After a steady series of these scheduling tangos, I just wanted a project I could do on my own. Something I could pick up at a moment’s notice, that didn’t require the right weather or the right crowds to finish.

And one day someone left a toy dinosaur on a table at a coffee shop I frequented and, suddenly, I had an idea. I had my iPhone, I could put the camera at a super low angle and… well…

ganging up...

It was so simple, so satisfying and so utterly self-contained. Throw a couple toys in my bag and head uphill to a park and suddenly I’m shooting in Jurassic Park. Eventually I started making a webcomic in my phone called Adrift, which I eventually printed as an actual book.

Last year I rediscovered Lego and, well, this silly thread has continued with different properties, different stories and a lot more freedom than simply staging the same contests between predator and prey that I felt limited to with dinosaurs. There were faces and moods and buildings and you could have Batman interact with the Doctor and robots and… well it was practically a gimme since I love using toys to tell stories and capture moments.

“Houston, we have a franchise…”

It’s my fun. It’s my “stupid” (in the appropriate Doug Stanhope sense of the word (not even close to being safe for work, but hilarious). It’s my area of unfettered creativity where I can throw characters together and see what happens. Or follow a moment of whimsy and be stared at by the homeowner…

Oh yeah, that happens on a fairly regular basis. Nothing bad has happened, but I’ve had a few moments of incredulous stares as I explain what I’m up to: “Really? You do this?” Although the last time, the guy remembered that I’d shown my work in a local cafe a couple months before, so I’ll call that a win and be happy with it.

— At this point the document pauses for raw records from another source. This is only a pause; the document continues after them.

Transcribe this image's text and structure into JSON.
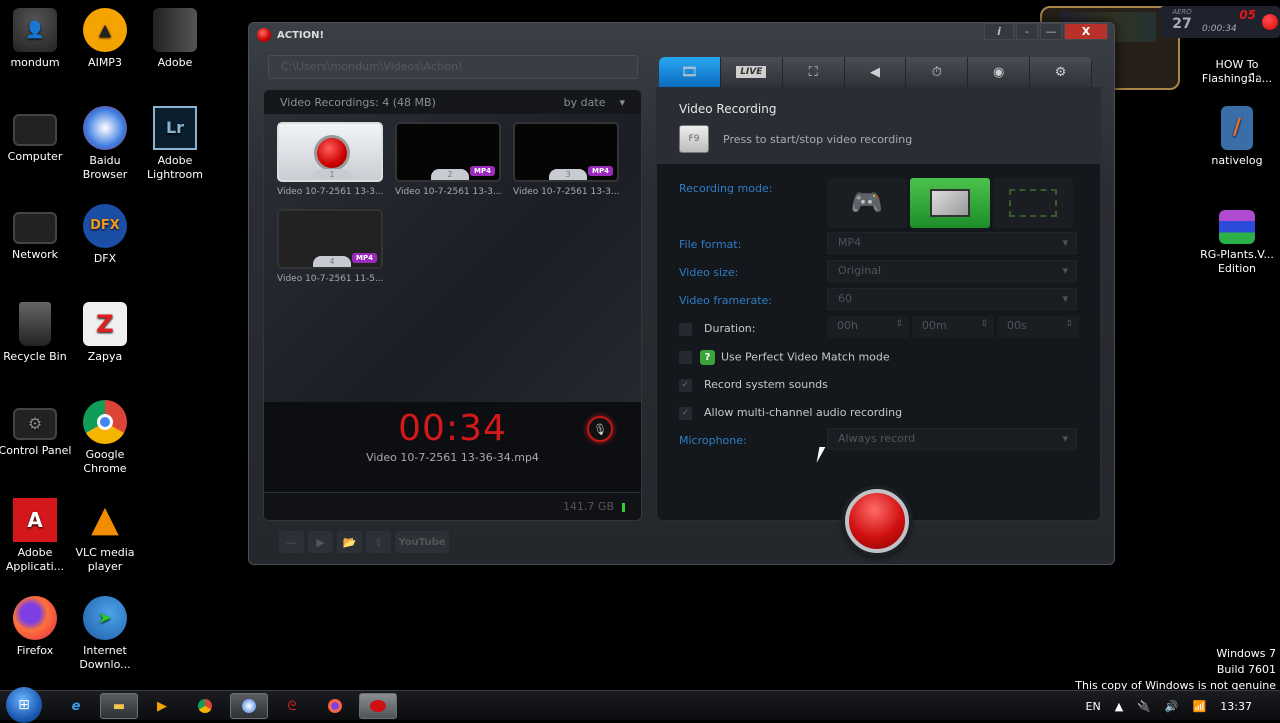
{
  "desktop": {
    "left_icons": [
      {
        "label": "mondum",
        "icon": "user-icon"
      },
      {
        "label": "AIMP3",
        "icon": "aimp-icon"
      },
      {
        "label": "Adobe",
        "icon": "folder-icon"
      },
      {
        "label": "Computer",
        "icon": "computer-icon"
      },
      {
        "label": "Baidu Browser",
        "icon": "baidu-icon"
      },
      {
        "label": "Adobe Lightroom",
        "icon": "lightroom-icon"
      },
      {
        "label": "Network",
        "icon": "network-icon"
      },
      {
        "label": "DFX",
        "icon": "dfx-icon"
      },
      {
        "label": "Recycle Bin",
        "icon": "recycle-bin-icon"
      },
      {
        "label": "Zapya",
        "icon": "zapya-icon"
      },
      {
        "label": "Control Panel",
        "icon": "control-panel-icon"
      },
      {
        "label": "Google Chrome",
        "icon": "chrome-icon"
      },
      {
        "label": "Adobe Applicati...",
        "icon": "adobe-icon"
      },
      {
        "label": "VLC media player",
        "icon": "vlc-icon"
      },
      {
        "label": "Firefox",
        "icon": "firefox-icon"
      },
      {
        "label": "Internet Downlo...",
        "icon": "idm-icon"
      }
    ],
    "right_icons": [
      {
        "label": "HOW To Flashingมือ...",
        "icon": "document-icon"
      },
      {
        "label": "nativelog",
        "icon": "notepad-icon"
      },
      {
        "label": "RG-Plants.V... Edition",
        "icon": "winrar-icon"
      }
    ],
    "watermark": [
      "Windows 7",
      "Build 7601",
      "This copy of Windows is not genuine"
    ]
  },
  "overlay": {
    "aero_label": "AERO",
    "aero_value": "27",
    "fps": "05",
    "elapsed": "0:00:34"
  },
  "window": {
    "title": "ACTION!",
    "controls": {
      "info": "i",
      "minimize_small": "-",
      "minimize": "—",
      "close": "X"
    },
    "path": "C:\\Users\\mondum\\Videos\\Action!",
    "recordings": {
      "header": "Video Recordings: 4 (48 MB)",
      "sort": "by date",
      "items": [
        {
          "number": "1",
          "caption": "Video 10-7-2561 13-3...",
          "badge": ""
        },
        {
          "number": "2",
          "caption": "Video 10-7-2561 13-3...",
          "badge": "MP4"
        },
        {
          "number": "3",
          "caption": "Video 10-7-2561 13-3...",
          "badge": "MP4"
        },
        {
          "number": "4",
          "caption": "Video 10-7-2561 11-5...",
          "badge": "MP4"
        }
      ]
    },
    "timer": "00:34",
    "current_file": "Video 10-7-2561 13-36-34.mp4",
    "free_space": "141.7 GB",
    "toolbar": {
      "delete": "—",
      "play": "▶",
      "folder": "📂",
      "upload": "⇧",
      "youtube": "YouTube"
    },
    "tabs": [
      {
        "name": "video-recording",
        "label": ""
      },
      {
        "name": "live",
        "label": "LIVE"
      },
      {
        "name": "game-benchmark",
        "label": ""
      },
      {
        "name": "audio",
        "label": ""
      },
      {
        "name": "timer",
        "label": ""
      },
      {
        "name": "screenshot",
        "label": ""
      },
      {
        "name": "settings",
        "label": ""
      }
    ],
    "settings": {
      "title": "Video Recording",
      "hotkey": "F9",
      "hotkey_hint": "Press to start/stop video recording",
      "recording_mode_label": "Recording mode:",
      "recording_modes": [
        "game",
        "desktop",
        "area"
      ],
      "recording_mode_selected": "desktop",
      "file_format_label": "File format:",
      "file_format": "MP4",
      "video_size_label": "Video size:",
      "video_size": "Original",
      "framerate_label": "Video framerate:",
      "framerate": "60",
      "duration_label": "Duration:",
      "duration_enabled": false,
      "duration": {
        "h": "00h",
        "m": "00m",
        "s": "00s"
      },
      "perfect_match_label": "Use Perfect Video Match mode",
      "perfect_match": false,
      "system_sounds_label": "Record system sounds",
      "system_sounds": true,
      "multichannel_label": "Allow multi-channel audio recording",
      "multichannel": true,
      "microphone_label": "Microphone:",
      "microphone": "Always record"
    }
  },
  "taskbar": {
    "apps": [
      "ie",
      "explorer",
      "media-player",
      "chrome",
      "baidu",
      "garena",
      "firefox",
      "action"
    ],
    "language": "EN",
    "clock": "13:37"
  }
}
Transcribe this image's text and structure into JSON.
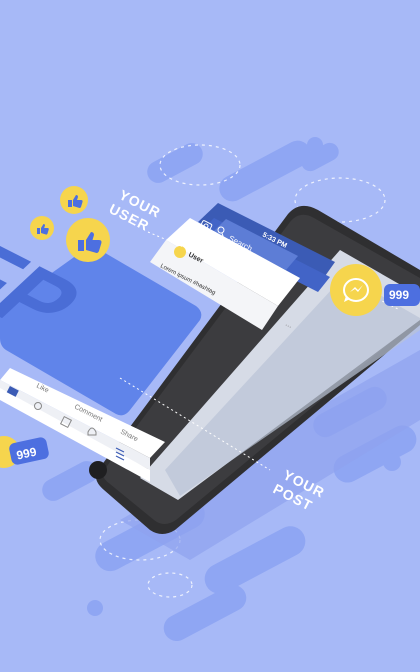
{
  "labels": {
    "your_user_1": "YOUR",
    "your_user_2": "USER",
    "your_post_1": "YOUR",
    "your_post_2": "POST",
    "fp": "FP"
  },
  "phone": {
    "status_time": "5:33 PM",
    "search_placeholder": "Search",
    "post_user": "User",
    "post_text": "Lorem ipsum #hashtag",
    "actions": [
      "Like",
      "Comment",
      "Share"
    ]
  },
  "badges": {
    "left_count": "999",
    "right_count": "999"
  },
  "icons": {
    "like": "thumbs-up-icon",
    "messenger": "messenger-icon",
    "camera": "camera-icon",
    "search": "search-icon"
  },
  "colors": {
    "background": "#a7b9f7",
    "accent_blue": "#4d6fe0",
    "facebook_blue": "#3b5bb5",
    "yellow": "#f6d54d",
    "phone_body": "#2f2f31"
  }
}
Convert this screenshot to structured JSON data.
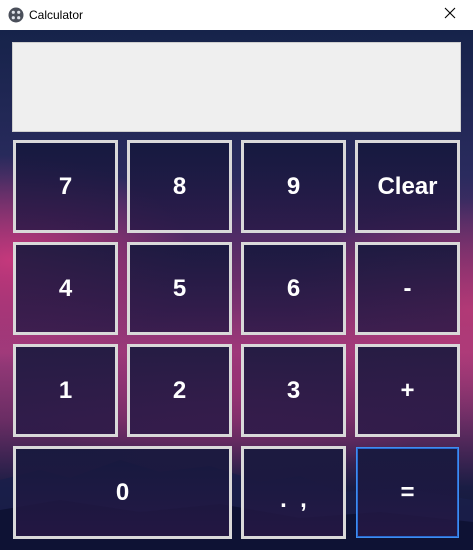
{
  "window": {
    "title": "Calculator",
    "icon": "calculator-app-icon",
    "close_icon": "close-icon"
  },
  "display": {
    "value": ""
  },
  "keys": {
    "seven": "7",
    "eight": "8",
    "nine": "9",
    "clear": "Clear",
    "four": "4",
    "five": "5",
    "six": "6",
    "minus": "-",
    "one": "1",
    "two": "2",
    "three": "3",
    "plus": "+",
    "zero": "0",
    "decimal": ".  ,",
    "equals": "="
  },
  "colors": {
    "key_border": "#d9d9d9",
    "focus_border": "#3f8ef0",
    "display_bg": "#efefef"
  }
}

That’s the thing with the Lego. And it will probably be my thing with the Lego for a good long while to come and I’m really looking forward to the next thing.